Goal of the exercise:
Pull every line with "this" from the material.

#### Source information

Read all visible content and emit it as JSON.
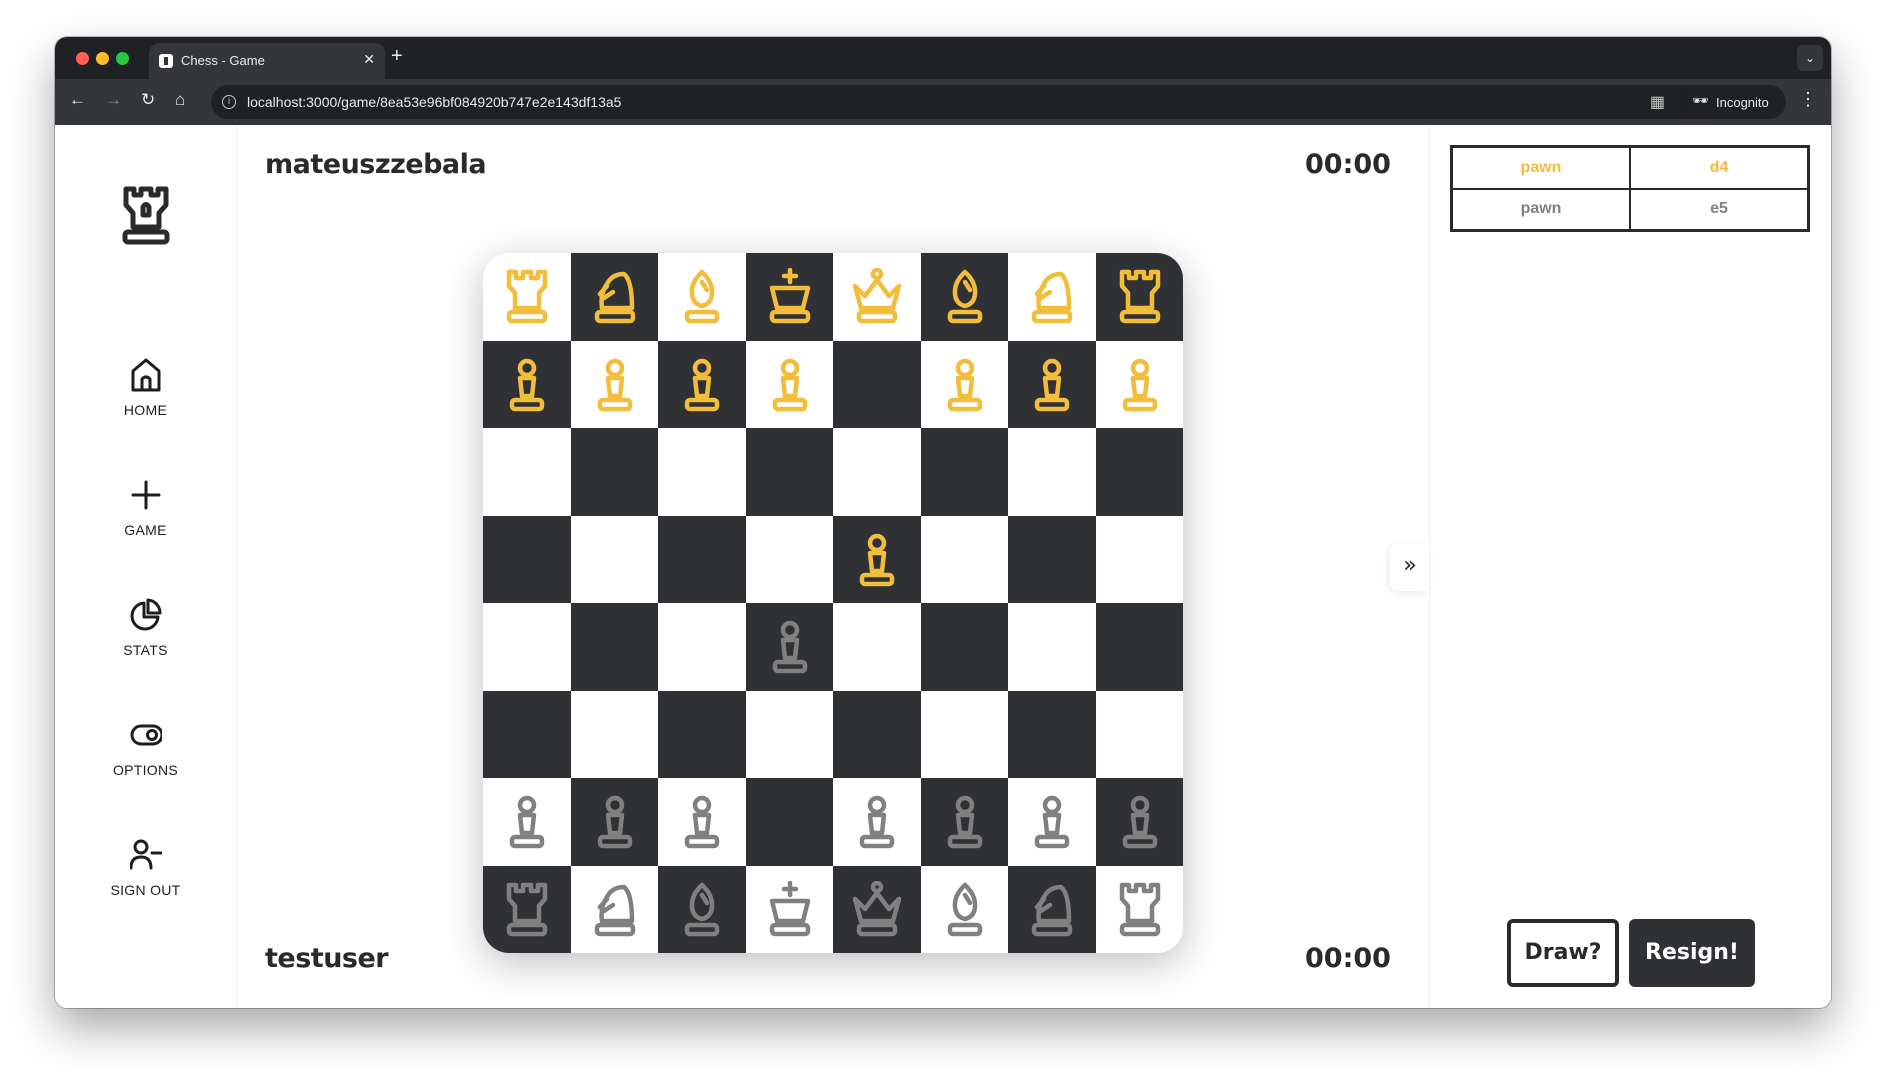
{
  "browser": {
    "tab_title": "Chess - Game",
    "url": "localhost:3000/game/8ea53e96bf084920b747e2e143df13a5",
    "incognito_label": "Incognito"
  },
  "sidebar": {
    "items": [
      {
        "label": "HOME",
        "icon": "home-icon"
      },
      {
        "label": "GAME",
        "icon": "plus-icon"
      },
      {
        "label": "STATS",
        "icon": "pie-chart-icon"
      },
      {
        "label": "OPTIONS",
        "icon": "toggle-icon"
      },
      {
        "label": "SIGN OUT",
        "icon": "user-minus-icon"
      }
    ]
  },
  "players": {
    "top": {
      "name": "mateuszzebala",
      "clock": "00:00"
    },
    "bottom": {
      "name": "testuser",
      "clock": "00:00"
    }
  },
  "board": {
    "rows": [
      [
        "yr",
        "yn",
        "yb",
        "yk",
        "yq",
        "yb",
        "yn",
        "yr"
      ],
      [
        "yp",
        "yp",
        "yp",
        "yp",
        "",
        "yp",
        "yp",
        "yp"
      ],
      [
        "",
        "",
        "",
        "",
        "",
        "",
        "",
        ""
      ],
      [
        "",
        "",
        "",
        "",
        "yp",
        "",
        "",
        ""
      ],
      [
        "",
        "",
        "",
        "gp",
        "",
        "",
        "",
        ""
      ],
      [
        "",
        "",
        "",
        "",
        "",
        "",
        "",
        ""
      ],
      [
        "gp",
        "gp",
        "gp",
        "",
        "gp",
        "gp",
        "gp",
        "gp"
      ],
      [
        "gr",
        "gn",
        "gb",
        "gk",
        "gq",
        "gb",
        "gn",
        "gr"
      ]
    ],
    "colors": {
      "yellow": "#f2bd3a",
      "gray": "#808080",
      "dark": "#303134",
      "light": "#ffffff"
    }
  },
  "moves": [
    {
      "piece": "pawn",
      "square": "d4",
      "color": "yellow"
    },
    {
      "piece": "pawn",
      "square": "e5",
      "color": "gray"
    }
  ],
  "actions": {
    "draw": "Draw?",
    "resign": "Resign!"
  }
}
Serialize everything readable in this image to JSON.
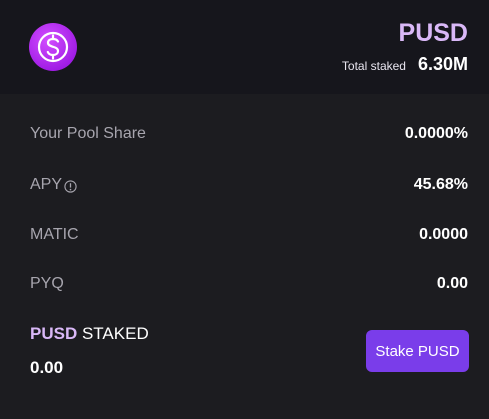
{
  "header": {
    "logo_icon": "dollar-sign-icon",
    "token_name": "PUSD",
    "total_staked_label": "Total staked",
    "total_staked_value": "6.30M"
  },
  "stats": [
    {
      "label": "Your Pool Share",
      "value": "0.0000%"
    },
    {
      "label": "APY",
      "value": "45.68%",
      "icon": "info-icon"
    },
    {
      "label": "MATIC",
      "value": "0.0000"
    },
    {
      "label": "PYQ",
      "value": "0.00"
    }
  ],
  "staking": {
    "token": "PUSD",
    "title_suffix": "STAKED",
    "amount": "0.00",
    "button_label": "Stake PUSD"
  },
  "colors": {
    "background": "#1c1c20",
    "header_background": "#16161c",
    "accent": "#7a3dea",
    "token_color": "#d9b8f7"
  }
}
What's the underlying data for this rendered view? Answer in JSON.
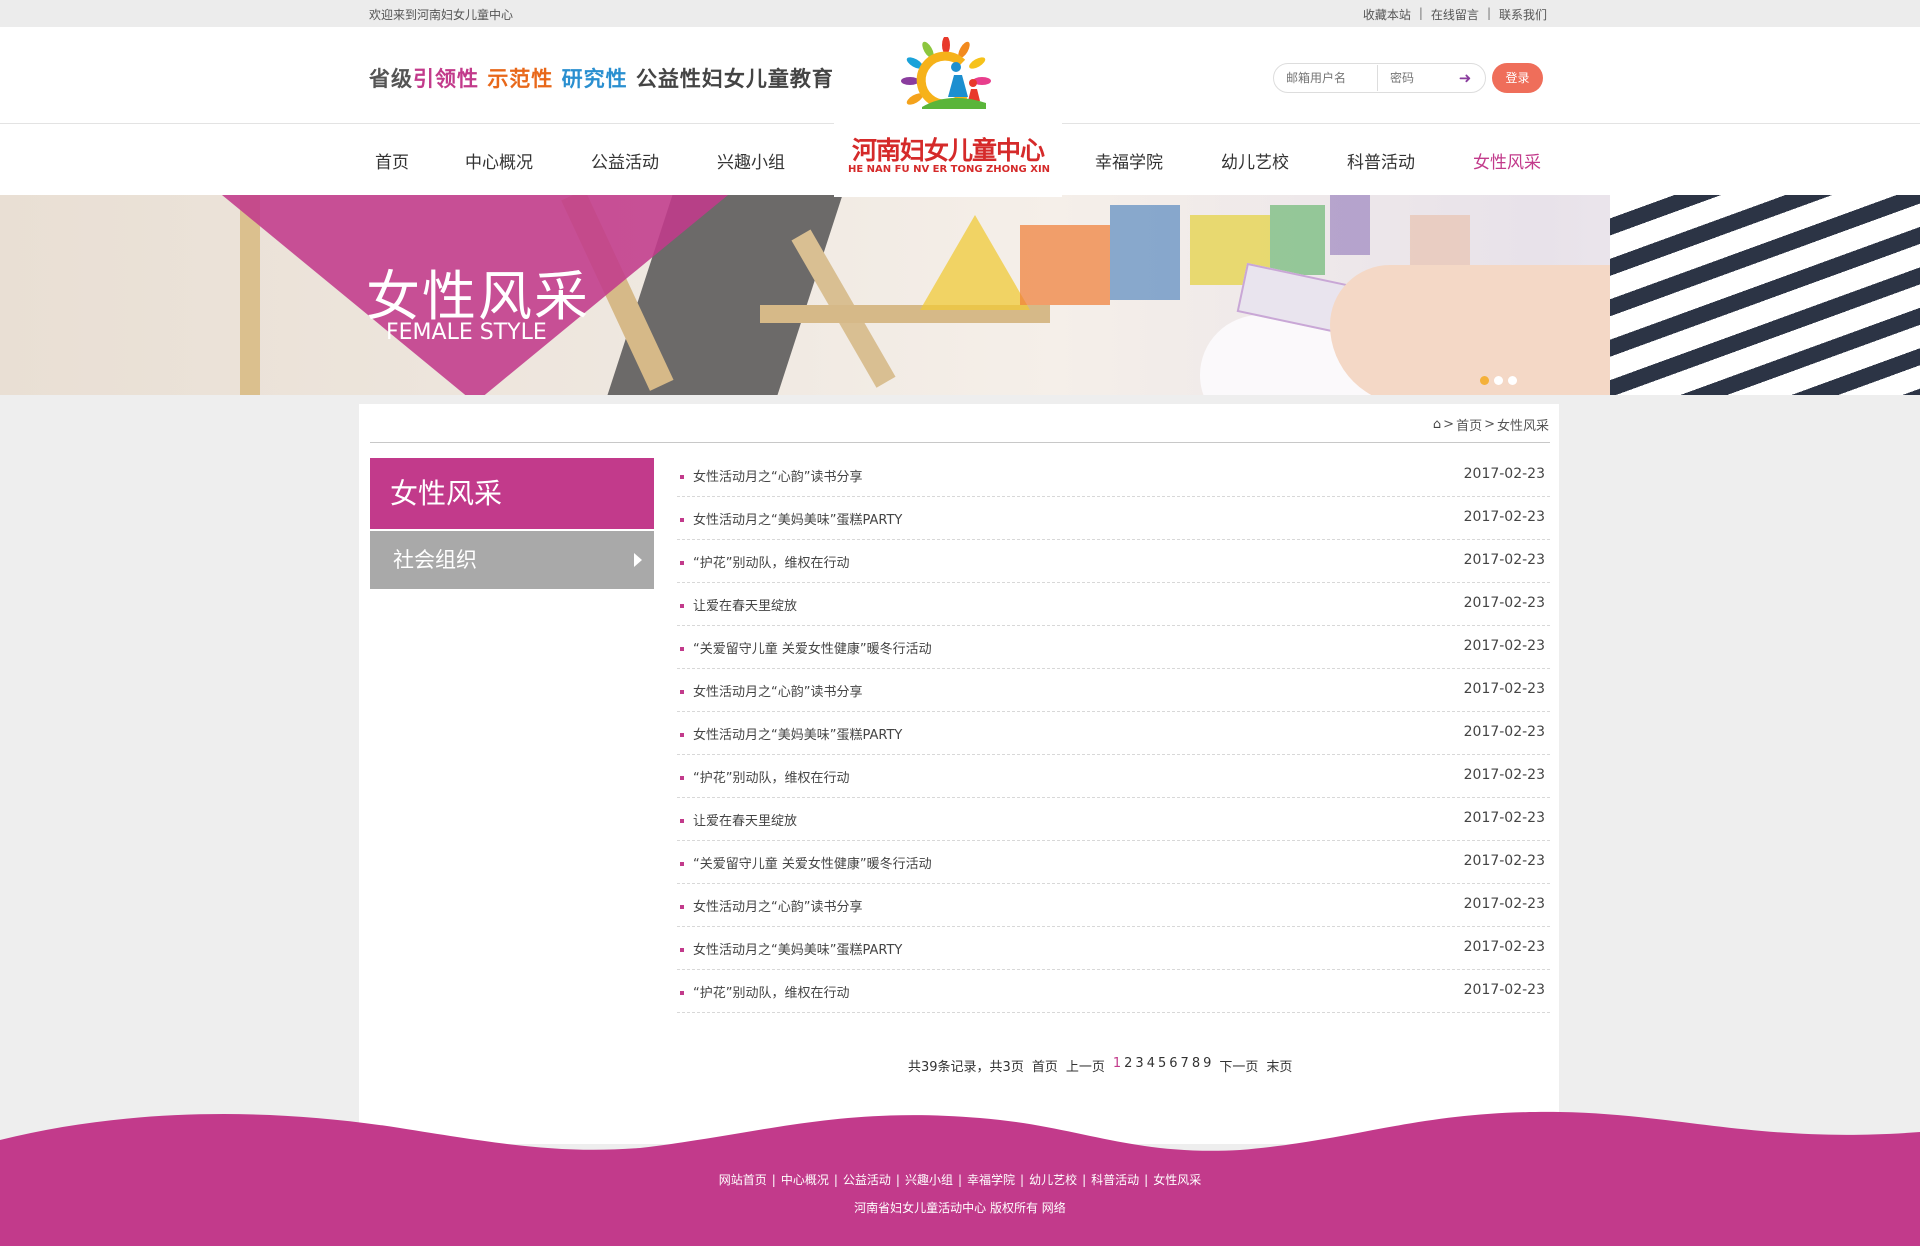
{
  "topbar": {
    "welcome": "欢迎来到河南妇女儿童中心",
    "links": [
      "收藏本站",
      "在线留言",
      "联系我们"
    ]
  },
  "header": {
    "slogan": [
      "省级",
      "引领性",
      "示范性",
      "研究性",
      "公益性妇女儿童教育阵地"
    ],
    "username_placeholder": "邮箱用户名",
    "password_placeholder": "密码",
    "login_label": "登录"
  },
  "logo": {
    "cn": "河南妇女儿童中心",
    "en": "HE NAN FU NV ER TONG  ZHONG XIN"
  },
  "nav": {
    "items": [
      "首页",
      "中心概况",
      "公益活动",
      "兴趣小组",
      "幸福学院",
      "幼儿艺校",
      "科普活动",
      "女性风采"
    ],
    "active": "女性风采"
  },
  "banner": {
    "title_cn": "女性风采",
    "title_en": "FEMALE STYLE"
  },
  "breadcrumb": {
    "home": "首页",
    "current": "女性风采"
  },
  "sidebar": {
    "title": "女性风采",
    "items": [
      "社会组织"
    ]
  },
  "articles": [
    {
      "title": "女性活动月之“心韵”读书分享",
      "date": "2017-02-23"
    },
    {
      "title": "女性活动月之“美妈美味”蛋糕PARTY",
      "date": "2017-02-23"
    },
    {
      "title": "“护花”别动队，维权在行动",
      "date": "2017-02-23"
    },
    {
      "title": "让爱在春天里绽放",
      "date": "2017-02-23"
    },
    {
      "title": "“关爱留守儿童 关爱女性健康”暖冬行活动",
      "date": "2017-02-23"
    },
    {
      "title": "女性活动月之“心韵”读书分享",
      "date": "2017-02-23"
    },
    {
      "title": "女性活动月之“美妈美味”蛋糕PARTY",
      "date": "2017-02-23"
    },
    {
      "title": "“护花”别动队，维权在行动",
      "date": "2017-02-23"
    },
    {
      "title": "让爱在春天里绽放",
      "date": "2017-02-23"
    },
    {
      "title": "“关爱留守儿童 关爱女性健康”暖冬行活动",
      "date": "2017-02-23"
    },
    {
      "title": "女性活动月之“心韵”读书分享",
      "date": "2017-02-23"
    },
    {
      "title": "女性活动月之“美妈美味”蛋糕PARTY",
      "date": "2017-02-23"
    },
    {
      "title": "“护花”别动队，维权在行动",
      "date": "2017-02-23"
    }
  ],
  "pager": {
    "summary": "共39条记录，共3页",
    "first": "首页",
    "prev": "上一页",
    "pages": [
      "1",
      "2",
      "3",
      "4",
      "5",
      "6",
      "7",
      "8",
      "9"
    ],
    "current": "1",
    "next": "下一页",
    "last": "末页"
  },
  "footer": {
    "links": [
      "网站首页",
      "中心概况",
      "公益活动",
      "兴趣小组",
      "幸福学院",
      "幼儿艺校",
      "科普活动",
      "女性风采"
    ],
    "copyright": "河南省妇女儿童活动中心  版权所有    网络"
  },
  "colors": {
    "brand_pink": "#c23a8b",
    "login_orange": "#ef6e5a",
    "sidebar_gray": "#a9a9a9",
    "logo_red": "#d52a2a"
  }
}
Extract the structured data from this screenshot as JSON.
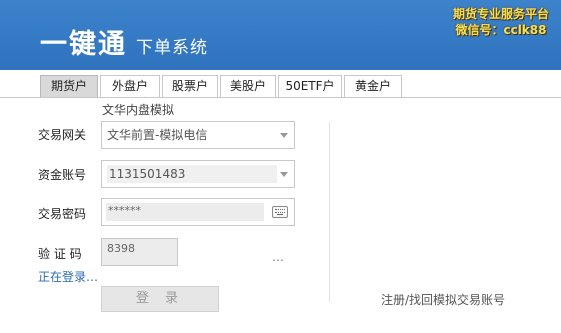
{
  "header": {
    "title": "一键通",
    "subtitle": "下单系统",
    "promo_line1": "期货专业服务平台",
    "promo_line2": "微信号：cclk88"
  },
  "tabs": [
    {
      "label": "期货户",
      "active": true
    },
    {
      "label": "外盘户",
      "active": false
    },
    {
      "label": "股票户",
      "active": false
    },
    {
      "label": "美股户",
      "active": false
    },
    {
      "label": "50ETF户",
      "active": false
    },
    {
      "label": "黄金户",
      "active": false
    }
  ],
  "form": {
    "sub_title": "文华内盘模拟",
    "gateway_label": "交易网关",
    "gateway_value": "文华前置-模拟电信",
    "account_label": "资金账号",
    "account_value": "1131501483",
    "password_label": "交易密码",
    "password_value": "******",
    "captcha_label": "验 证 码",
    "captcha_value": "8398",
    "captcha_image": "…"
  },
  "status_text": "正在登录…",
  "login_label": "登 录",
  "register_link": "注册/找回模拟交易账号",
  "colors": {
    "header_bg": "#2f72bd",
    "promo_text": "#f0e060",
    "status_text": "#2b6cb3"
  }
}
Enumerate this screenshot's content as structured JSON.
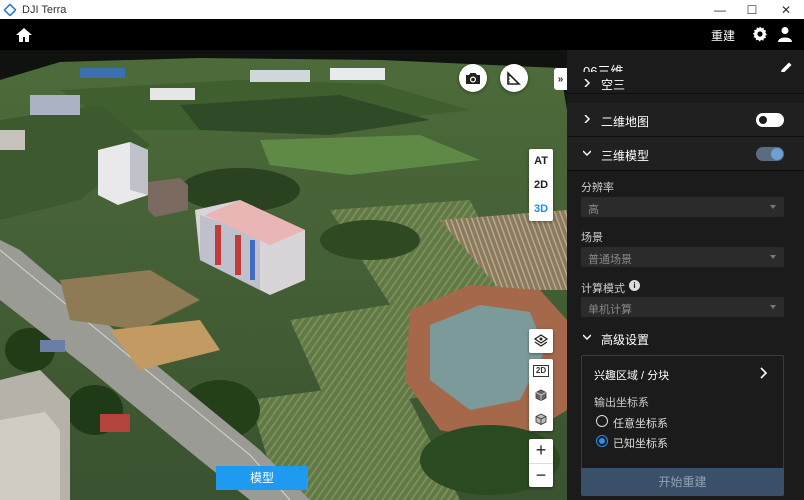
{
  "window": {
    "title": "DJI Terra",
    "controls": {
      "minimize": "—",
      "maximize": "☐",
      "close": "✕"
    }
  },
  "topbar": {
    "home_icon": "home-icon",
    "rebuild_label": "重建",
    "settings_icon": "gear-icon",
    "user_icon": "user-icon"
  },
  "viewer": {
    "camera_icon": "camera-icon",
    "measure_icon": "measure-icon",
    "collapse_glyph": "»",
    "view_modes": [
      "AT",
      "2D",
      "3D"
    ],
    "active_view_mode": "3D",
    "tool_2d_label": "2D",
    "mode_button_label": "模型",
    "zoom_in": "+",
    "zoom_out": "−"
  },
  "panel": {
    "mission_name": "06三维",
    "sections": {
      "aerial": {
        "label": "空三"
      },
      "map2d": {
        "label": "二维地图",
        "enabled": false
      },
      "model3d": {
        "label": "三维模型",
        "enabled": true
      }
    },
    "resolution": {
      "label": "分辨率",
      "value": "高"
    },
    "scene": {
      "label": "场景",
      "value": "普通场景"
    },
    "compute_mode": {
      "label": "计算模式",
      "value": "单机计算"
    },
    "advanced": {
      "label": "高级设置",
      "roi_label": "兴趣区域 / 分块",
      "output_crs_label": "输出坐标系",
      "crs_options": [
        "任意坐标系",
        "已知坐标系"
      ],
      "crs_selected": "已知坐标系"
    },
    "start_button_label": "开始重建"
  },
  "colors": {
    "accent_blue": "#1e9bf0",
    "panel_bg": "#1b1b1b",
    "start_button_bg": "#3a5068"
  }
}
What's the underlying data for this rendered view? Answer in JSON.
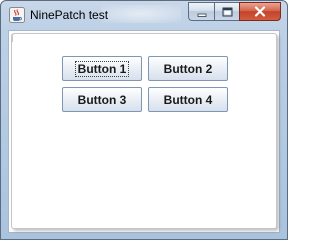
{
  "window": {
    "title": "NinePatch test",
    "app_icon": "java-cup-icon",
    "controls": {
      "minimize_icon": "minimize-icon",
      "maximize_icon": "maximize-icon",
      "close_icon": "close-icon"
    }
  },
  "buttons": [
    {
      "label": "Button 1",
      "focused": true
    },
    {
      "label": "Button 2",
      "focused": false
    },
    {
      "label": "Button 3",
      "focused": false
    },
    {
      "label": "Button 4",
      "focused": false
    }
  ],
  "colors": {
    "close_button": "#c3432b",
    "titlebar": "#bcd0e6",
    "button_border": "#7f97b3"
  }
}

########

Solved exercise:
Serialize everything readable in this image to JSON.
What's the underlying data for this rendered view? Answer in JSON.
Extract the structured data from this screenshot as JSON.
Enumerate this screenshot's content as structured JSON.
What's the underlying data for this rendered view? Answer in JSON.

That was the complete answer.